Taken together, the evolution of the PSMA, the genomic tests and the heterogeneity of the disease, prostate cancer is clearly a disease that benefi ts from multidisciplinary management.
Due to the very complex nature of the disease, it becomes almost a necessity that patients have at least 3 pillars of care: urology, medical oncology and radiation oncology as the backbone of treatment options, expertise in radiology and prostate pathology playing an increasingly essential role. role. When you can achieve that level of multidisciplinary care, where you have different perspectives and different histories of superspecialized care, there’s a higher degree of confidence that the patient is truly in good hands.
This level of care is more typical in an academic center, but in a community setting, multidisciplinary care is achievable with virtual tumor charts and coordinated navigation, although perhaps a bit more complex if not under one roof.
Prostate cancer patients may have more hope than ever. They have diagnostic tests that promise to detect the disease earlier and with greater specificity, and they have more treatment options available to them, more effective and less toxic treatments.
1. Sartor O, de Bono J, Chi KN, et al. Lutetium-177-PSMA-617 for metastatic castration-resistant prostate cancer. N Engl J Med. 2021;385(12):1091-1103. doi:10.1056/NEJMoa2107322
2. Saad F, Pouliot F, Danielson B, Catton C, Kapoor A. Symptom assessment to guide treatment choice and determine progression of metastatic castration-resistant prostate cancer: expert opinion and evidence review . Can Urol Assoc J. 2018;12(9):E415-E420. doi:10.5489/cuaj.5154
3. PET-CT PSMA accurately detects the spread of prostate cancer, according to testing. Press release. National Cancer Institute. May 11, 2020. Accessed February 9, 2022. https://bit.ly/34rLcpl

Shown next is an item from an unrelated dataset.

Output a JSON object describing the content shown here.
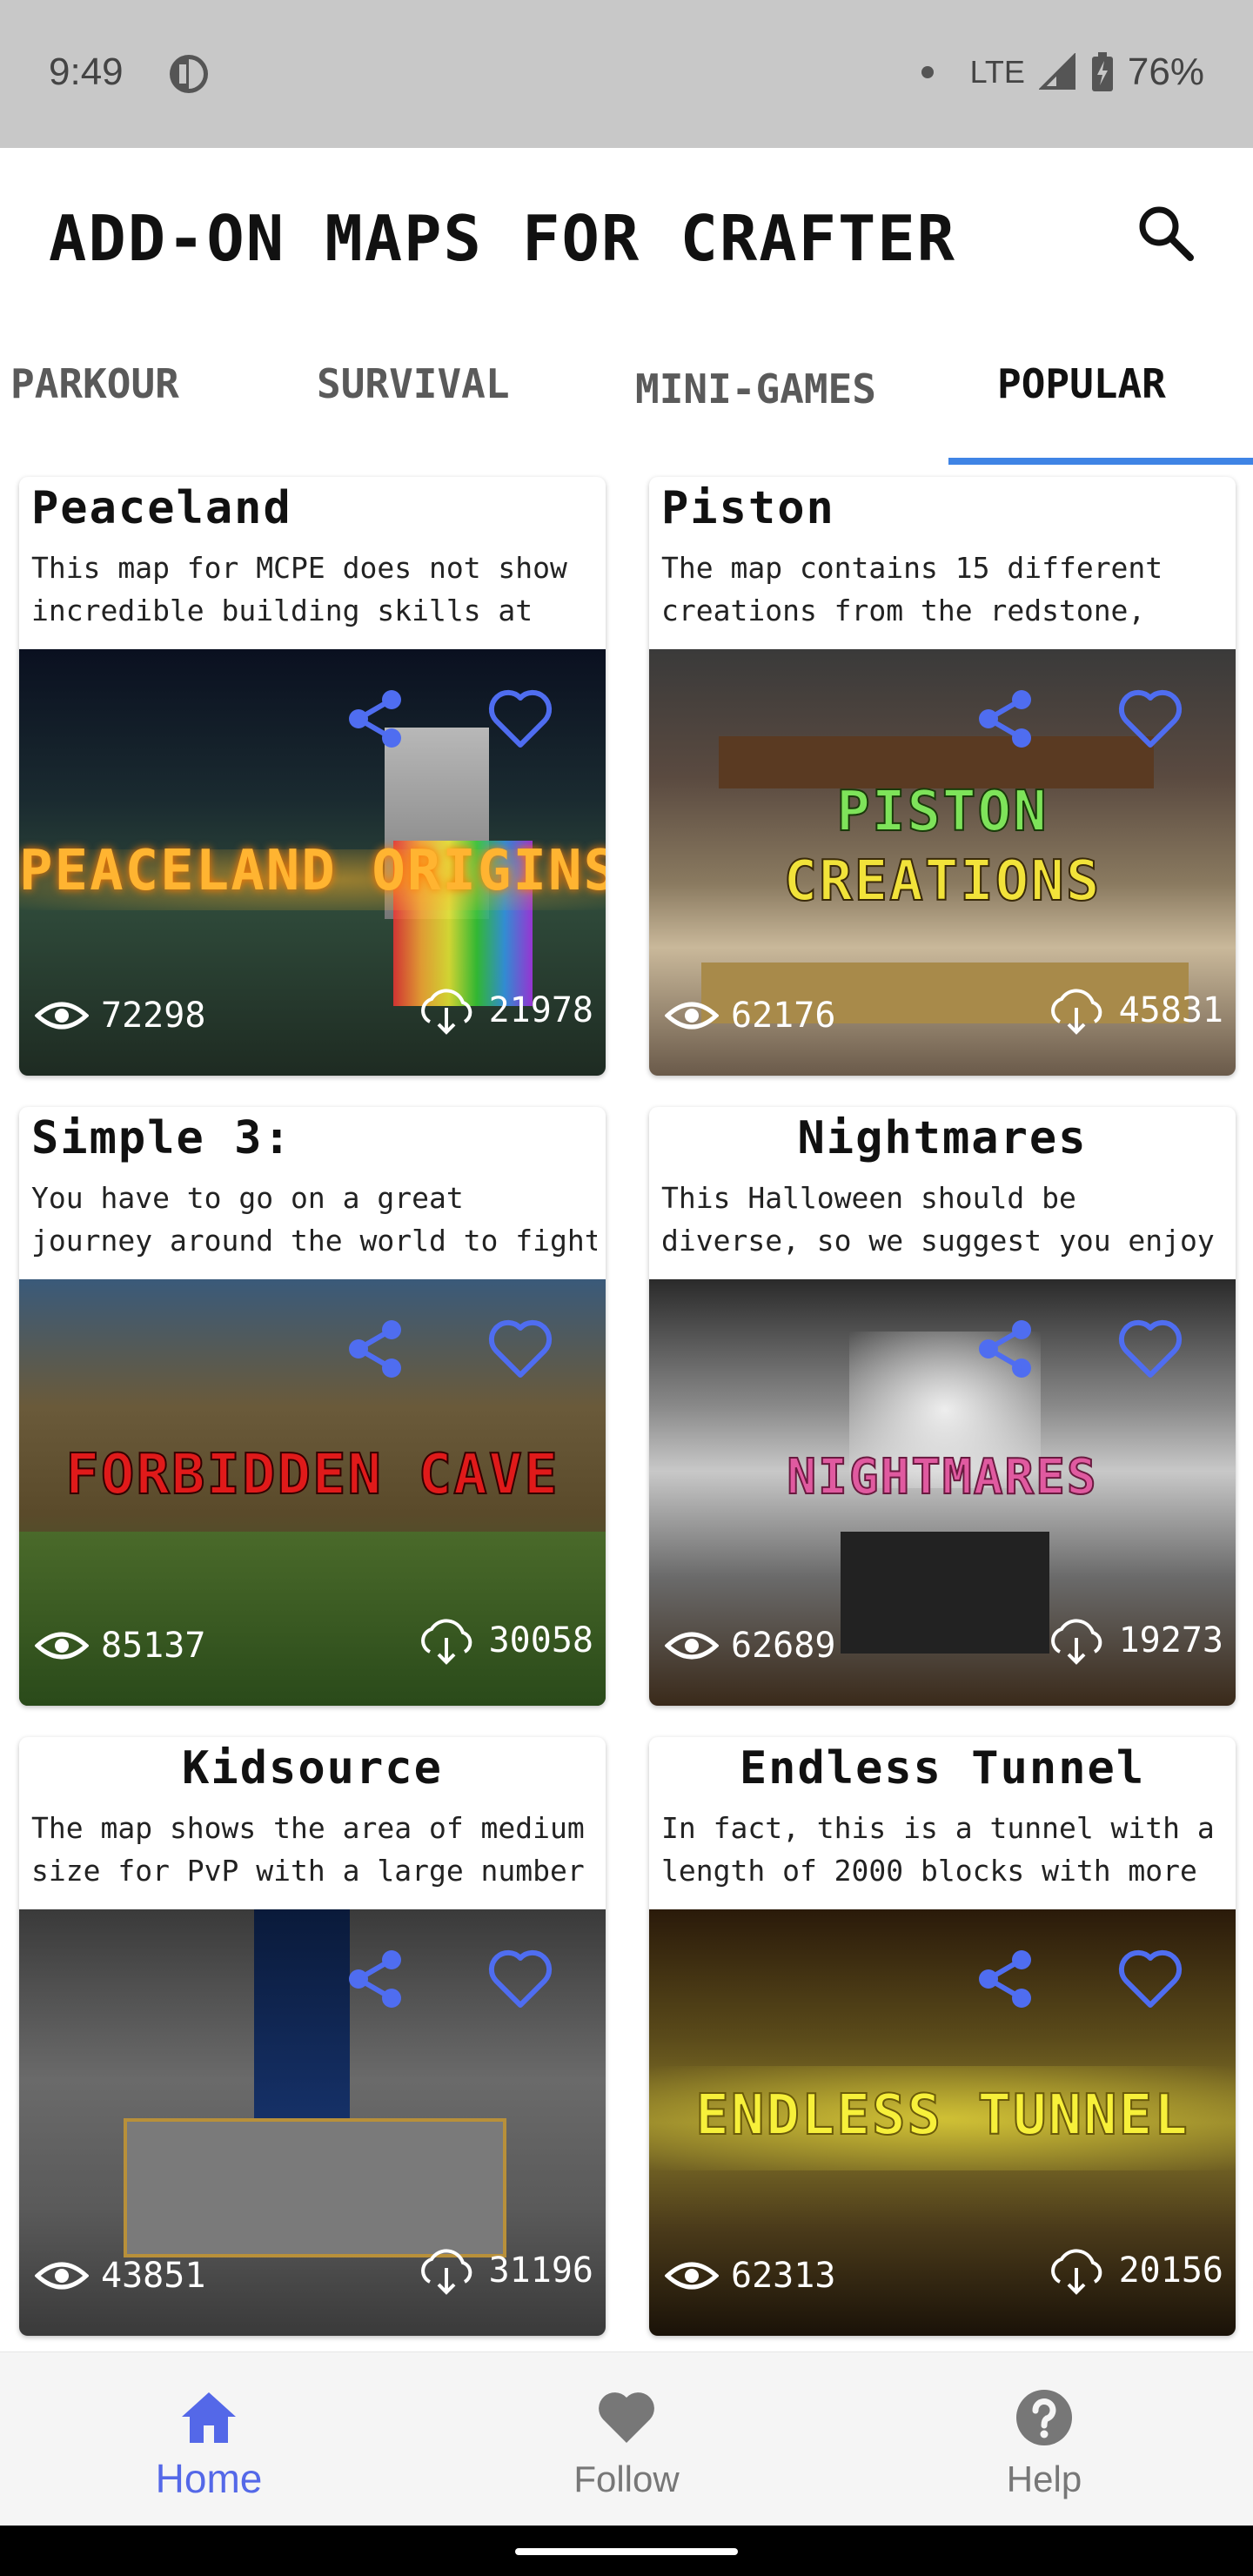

4. Antonarakis ES, Gomella LG, Petrylak DP. When and how to use PARK inhibitors in prostate cancer: a systematic review of the literature with an update on ongoing trials. Eur Urol Oncol. 2020;3(5):594-611. doi:10.1016/j.euo.2020.07.005
5. Sahin IH, Akce M, Alese O, et al. Immune checkpoint inhibitors for the treatment of MSI-H/MMR-D colorectal cancer and perspective on resistance mechanisms. Br J Cancer. 2019;121(10):809-818. doi:10.1038/s41416-019-0599-y